Alabama State House
Jay Williams / Flickr

Time is running out for the Alabama Legislature to work out a general fund budget, but the state Senate is beginning to iron out the details.

State agency heads told members of the Senate Budget Committee yesterday that proposed cuts will close circuit clerk offices, slash Medicaid services and send state prisons into a danger zone of crowding and violence.

Committee Chairman Arthur Orr says there are close to $150 million in revenue-generating bills under discussion that could reduce the cuts if they win legislative approval.

The Alabama Supreme Court is refusing to reconsider a ruling that some say could make it easier for government organizations to meet behind closed doors.

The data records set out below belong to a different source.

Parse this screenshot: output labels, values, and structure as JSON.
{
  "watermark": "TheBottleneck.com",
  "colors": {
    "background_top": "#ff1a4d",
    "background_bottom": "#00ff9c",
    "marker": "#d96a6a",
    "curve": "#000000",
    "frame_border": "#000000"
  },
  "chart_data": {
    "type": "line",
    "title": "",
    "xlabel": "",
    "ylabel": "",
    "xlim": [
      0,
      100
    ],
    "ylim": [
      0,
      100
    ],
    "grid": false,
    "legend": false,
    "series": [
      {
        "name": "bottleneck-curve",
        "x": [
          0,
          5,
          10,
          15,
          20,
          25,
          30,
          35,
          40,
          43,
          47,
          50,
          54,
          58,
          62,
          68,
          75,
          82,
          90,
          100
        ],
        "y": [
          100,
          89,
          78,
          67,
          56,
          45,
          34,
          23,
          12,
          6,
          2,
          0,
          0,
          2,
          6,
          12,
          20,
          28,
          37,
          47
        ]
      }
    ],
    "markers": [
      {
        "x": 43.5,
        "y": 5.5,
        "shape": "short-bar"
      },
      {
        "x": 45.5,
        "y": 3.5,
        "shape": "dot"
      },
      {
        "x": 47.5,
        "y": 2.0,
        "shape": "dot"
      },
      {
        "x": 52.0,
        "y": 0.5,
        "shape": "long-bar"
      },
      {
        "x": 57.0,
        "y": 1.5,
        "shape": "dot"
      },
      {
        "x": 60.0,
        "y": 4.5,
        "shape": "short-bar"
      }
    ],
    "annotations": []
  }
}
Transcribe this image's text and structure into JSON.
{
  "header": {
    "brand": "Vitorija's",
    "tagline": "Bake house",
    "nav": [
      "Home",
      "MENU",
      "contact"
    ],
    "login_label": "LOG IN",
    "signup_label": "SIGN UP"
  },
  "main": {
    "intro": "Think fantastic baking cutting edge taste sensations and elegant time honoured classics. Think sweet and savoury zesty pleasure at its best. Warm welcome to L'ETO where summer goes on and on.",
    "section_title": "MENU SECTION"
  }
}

The justices issued a ruling Friday saying they won't revisit the case of Clay Slagle, who sued after he wasn't given the job of Montgomery County's school superintendent in 2009.

Slagle claimed school board members held illegal, private meetings before refusing to hire him.

(Information in the following story is from: Montgomery Advertiser,

Alabama's state school superintendent says he expects the Montgomery County school system to have a plan by Christmas to make sure grade-changing doesn't occur again.

State Superintendent Tommy Bice said the state Department of Education wants the plan for institutional control in place before the second semester starts. The department will appoint a monitor to make sure the school system carries out its new plan.

State Superintendent of Education Tommy Bice says his department will investigate allegations of widespread grade changing in the Montgomery County public school system. Bice said on Friday that Montgomery Superintendent Barbara Thompson sought the department's help, and the investigation is beginning immediately. Teachers who worked in Robert E. Lee, Jeff Davis and Sidney Lanier high schools in Montgomery said they witnessed or participated in the improper changing of hundreds of grades. Nearly 30 current and former employees were interviewed. The majority worked at Lee.